The land was ours before we were the land's. She was our land more than a hundred years Before we were her people. She was ours In Massachusetts, in Virginia, But we were England's, still colonials, Possessing what we still were unpossessed by, Possessed by what we now no more possessed. Something we were withholding made us weak Until we found it was ourselves We were withholding from our land of living, And forthwith found salvation in surrender. Such as we were we gave ourselves outright (The deed of gift was many deeds of war) To the land vaguely realizing westward, But still unstoried, artless, unenhanced, Such as she was, such as she would become.
Another Sisters day yesterday, so a 4 a.m. wake up. Surprisingly, it wasn't all that busy, nor was there much paperwork, so I got in a fair amount of stitching. The little ornament I am working on is ready for back stitching.
Came home, had my nap and spent the evening stitching on Patchwork. Square 8 is now being back stitched. I was a little worried as this square has a couple of softer blues and I wasn't sure how well they were going to show up against the pearl grey coloured fabric, but with the BSing, it's looking fine, if I do say so myself.
We haven't had any rain for a couple of days, but plenty of wind. It's been the weirdest winter.
Abraham Lincoln Walks at Midnight
It is portentious, and a thing of state That here at midnight, in our little town A mourning figure walks, and will not rest, Near the old court-house pacing up and down, Or by his homestead, or in shadowed yards He lingers where his children used to play, Or through the market, on the well-worn stones He stalks until the dawn-stars burn away.
A bronzed, lank man! His suit of ancient black, A famous high top-hat and plain worn shawl Make him the quaint great figure that men love, The prairie-lawyer, master of us all.
He cannot sleep upon his hillside now, He is among us: - as in times before! And we who toss and lie awake for long Breathe deep, and start, to see him pass the door.
His head is bowed. He thinks on men and kings. Yea, when the sick world cries, how can he sleep? Too many peasants fight, they know not why, Too many homesteads in black terror weep.
The sins of all the war-lords burn in his heart. He sees the dreadnaughts scouring every main. He carries on his shawl-wrapped shoulders now The bitterness, the folly and the pain.

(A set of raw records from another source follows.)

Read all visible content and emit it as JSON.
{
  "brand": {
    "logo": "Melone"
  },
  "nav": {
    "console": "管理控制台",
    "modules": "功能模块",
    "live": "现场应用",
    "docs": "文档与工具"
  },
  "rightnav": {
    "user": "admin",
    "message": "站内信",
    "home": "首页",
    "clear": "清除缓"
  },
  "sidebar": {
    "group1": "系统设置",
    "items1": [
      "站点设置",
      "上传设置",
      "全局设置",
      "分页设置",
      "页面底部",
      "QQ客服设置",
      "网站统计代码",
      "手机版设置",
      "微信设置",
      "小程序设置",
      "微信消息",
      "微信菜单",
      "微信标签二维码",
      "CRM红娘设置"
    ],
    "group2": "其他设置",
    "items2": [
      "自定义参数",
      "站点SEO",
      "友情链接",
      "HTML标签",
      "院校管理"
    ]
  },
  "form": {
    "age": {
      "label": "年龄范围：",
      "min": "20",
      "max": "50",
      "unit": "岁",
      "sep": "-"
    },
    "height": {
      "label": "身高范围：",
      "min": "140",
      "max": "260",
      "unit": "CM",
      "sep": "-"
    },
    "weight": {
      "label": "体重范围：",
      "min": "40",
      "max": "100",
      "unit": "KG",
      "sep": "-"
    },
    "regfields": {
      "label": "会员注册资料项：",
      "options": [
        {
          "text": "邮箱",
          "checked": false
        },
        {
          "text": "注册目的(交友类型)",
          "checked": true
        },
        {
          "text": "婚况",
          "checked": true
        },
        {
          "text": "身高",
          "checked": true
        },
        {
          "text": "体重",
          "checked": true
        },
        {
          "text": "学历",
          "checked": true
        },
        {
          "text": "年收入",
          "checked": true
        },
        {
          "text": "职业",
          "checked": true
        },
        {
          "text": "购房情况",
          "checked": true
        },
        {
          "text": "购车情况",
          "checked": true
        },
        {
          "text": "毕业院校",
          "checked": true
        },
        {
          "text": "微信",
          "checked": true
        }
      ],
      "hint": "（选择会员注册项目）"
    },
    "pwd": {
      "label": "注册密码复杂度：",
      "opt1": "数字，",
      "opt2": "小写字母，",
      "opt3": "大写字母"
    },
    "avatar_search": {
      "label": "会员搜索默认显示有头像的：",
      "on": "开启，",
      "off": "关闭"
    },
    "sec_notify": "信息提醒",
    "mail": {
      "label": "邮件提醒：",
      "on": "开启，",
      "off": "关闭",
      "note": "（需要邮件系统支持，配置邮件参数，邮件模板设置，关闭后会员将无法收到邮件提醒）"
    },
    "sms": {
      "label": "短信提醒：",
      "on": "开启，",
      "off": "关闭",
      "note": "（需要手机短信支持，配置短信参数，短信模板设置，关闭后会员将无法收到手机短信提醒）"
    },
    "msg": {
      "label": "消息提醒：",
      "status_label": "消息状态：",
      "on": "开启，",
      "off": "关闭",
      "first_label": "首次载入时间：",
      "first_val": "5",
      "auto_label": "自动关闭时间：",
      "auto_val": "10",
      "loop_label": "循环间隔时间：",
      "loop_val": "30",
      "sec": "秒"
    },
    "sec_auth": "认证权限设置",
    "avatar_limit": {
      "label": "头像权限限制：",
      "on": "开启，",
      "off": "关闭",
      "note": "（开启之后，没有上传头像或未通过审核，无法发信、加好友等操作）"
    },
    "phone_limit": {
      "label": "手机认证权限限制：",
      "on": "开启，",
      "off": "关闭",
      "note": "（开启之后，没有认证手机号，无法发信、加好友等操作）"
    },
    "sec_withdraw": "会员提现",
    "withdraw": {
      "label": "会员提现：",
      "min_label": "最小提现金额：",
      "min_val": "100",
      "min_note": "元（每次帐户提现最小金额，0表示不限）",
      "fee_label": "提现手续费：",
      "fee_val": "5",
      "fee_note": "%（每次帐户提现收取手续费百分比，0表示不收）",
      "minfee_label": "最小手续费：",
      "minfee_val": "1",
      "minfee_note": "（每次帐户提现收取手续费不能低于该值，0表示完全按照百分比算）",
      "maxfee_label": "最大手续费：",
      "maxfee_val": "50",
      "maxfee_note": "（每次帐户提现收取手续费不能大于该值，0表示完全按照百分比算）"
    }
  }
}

He cannot rest until a spirit-dawn Shall come; - the shining hope of Europe free: The league of sober folk, the Workers' Earth, Bringing long peace to Cornland, Alp and Sea.
It breaks his heart that kings must murder still, That all his hours of travail here for men Seem yet in vain. And who will bring white peace That he may sleep upon his hill again?
Yesterday was a long day. I opened Sisters and spent several hours doing paperwork and setting up the membership payment schedule for February. We've had a really good January so it was more complicated than usual. Then I was able to spent a couple of hours working on the small cross stitch that I had with me - between interruptions of course.
Then I treated myself to lunch at Galaxy Gardens - it's about 1/2 a block from Sisters and a favourite spot - before I headed up to the hospital for an appointment. First time I had met this particular doctor - he was very good, but he didn't get done what was planned because of some unexpected surprises. Sometimes growing older just plain sucks! So, I'm rebooked and we'll try again.
But, the day finished with craft night with Cynthia. She was doing dish cloths (she never seems to be able to keep a supply on hand) and I was working on Patchwork. I have one colour and the back stitching to do on square #8. I am really enjoying the progress I'm making on various projects.
-- I am a gentleman in a dustcoat trying To make you hear. Your ears are soft and small And listen to an old man not at all, They want the young men's whispering and sighing. But see the roses on your trellis dying And hear the spectral singing of the moon; For I must have my lovely lady soon, I am a gentleman in a dustcoat trying.
-- I am a lady young in beauty waiting Until my truelove comes, and then we kiss. But what grey man among the vines is this Whose words are dry and faint as in a dream? Back from my trellis, Sir, before I scream! I am a lady young in beauty waiting.